This tradition of thought led German Social Democrats to oppose the homeownership ideal with great persistence. Therefore, beginning in the 1920s, the Social Democrats became active supporters of the public provision of rental housing.
With this housing policy, public subsidies were provided to municipal or non-profit housing companies which constructed rental housing and offered units below market price. At the same time, national rent legislation protected tenants from eviction and ensured reasonable rent price levels overall.
As the twentieth century wore on, defense of homeownership went beyond ideological convictions. With homeownership rates rising in almost all countries and the median voter becoming a homeowner, parties could no longer ignore this important constituency. Competition from other parties and their promises of subsidized homeownership made parties embrace the homeownership ideal, even without any ideological commitment.
Parties thus raced to promise ever more encouraging mortgage conditions to potential homeowners. Already in 1970, long before Thatcher’s right-to-buy scheme granting easy mortgages for council-house purchases, British Labour promised to encourage home ownership.
“For the first time in our history, 50 per cent of the nation’s homes are now owner-occupied. We believe that this proportion will rise and should continue to rise. We shall extend the system of 100 per cent mortgages.”
As a result of this political dynamic, the rules governing the provision of mortgages became less and less restrictive and the amount of mortgage debt reached historically unprecedented levels. Surprisingly, Sweden, Norway and the Netherlands outpaced the Anglo-Saxon countries and reached levels of up to 100 percent or more outstanding mortgage debt as a fraction of GDP.

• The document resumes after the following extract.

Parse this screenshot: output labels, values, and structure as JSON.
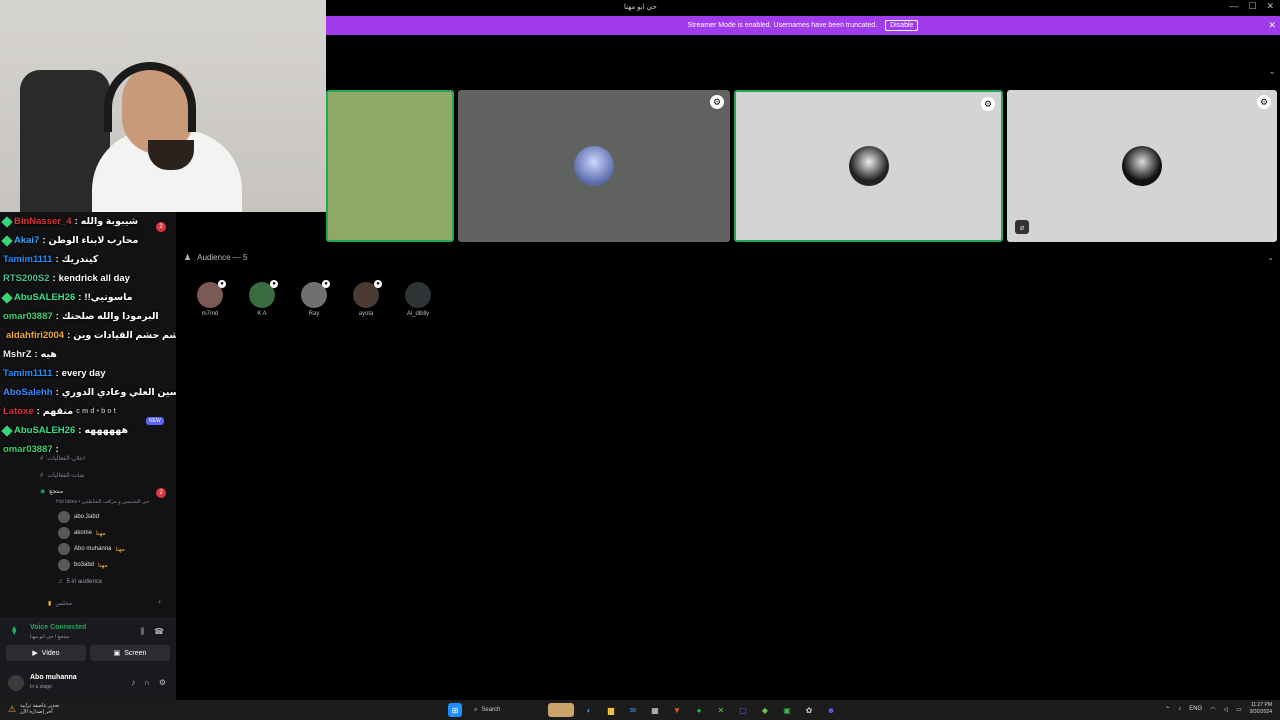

Not surprisingly, since 1945, there were associations between the frequency with which center-left parties had defended homeownership in their manifestos, and the accessibility of mortgages and the overall volume of mortgage debt in different countries.
As mortgage debt is tightly linked to house prices, countries where the center-left had promoted homeownership also had a steeper house price crash between 2007 and 2011.

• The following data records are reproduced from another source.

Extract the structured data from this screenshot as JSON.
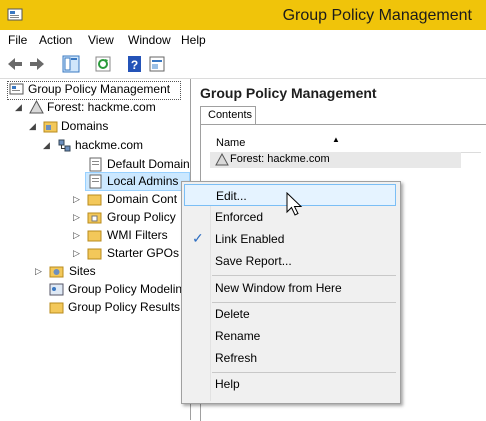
{
  "window": {
    "title": "Group Policy Management"
  },
  "menu": {
    "items": [
      "File",
      "Action",
      "View",
      "Window",
      "Help"
    ]
  },
  "tree": {
    "root": "Group Policy Management",
    "forest": "Forest: hackme.com",
    "domains": "Domains",
    "domain": "hackme.com",
    "default_domain": "Default Domain",
    "local_admins": "Local Admins",
    "domain_controllers": "Domain Cont",
    "group_policy_objects": "Group Policy",
    "wmi_filters": "WMI Filters",
    "starter_gpos": "Starter GPOs",
    "sites": "Sites",
    "modeling": "Group Policy Modeling",
    "results": "Group Policy Results"
  },
  "right": {
    "title": "Group Policy Management",
    "tab": "Contents",
    "column": "Name",
    "row": "Forest: hackme.com"
  },
  "context_menu": {
    "edit": "Edit...",
    "enforced": "Enforced",
    "link_enabled": "Link Enabled",
    "save_report": "Save Report...",
    "new_window": "New Window from Here",
    "delete": "Delete",
    "rename": "Rename",
    "refresh": "Refresh",
    "help": "Help"
  },
  "colors": {
    "titlebar": "#f0c40a",
    "highlight": "#e5f3ff",
    "accent": "#2e6ec2"
  }
}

Ever since that crash, homeownership rates, for the first time in decades, have been declining considerably in the high-homeownership countries. This has decreased much of the gains the homeownership ideal had arguably achieved.
Additionally, the mountain of private mortgage debt is another definite legacy of the latest house-price boom brought about by the homeownership ideal. But was it worth it?
In a companion study, I show that the extension of mortgage lending did not always lead to higher homeownership rates. There were periods, particularly after the two world wars, when homeownership surged without considerable growth in aggregate mortgage indebtedness. There have also been periods during which mortgage debt exploded but mainly inflated house prices without increasing homeownership.
One reason why more mortgages have not necessarily resulted in more homeowners is that they didn’t always result in new construction. Instead they drove up the prices of existing homes, privileging those who already had access to mortgages over new entrants to the housing market.
In other cases, homeownership grew without additional debt because these kinds of shortage-driven price bubbles were absent, while alternative models of housing provision based on government programs and more savings-based housing finance were present.
Overall this research shows that the political homeownership ideal has been an important part of the turn to “privatized Keynesianism.” This is due to the fact that it was also on the agenda of many center-left parties, and not just a conservative and neoliberal project.
The reliance on the extension of mortgage credit as a primary means to homeownership, however, has obstructed the realization of this politically fabricated homeownership dream.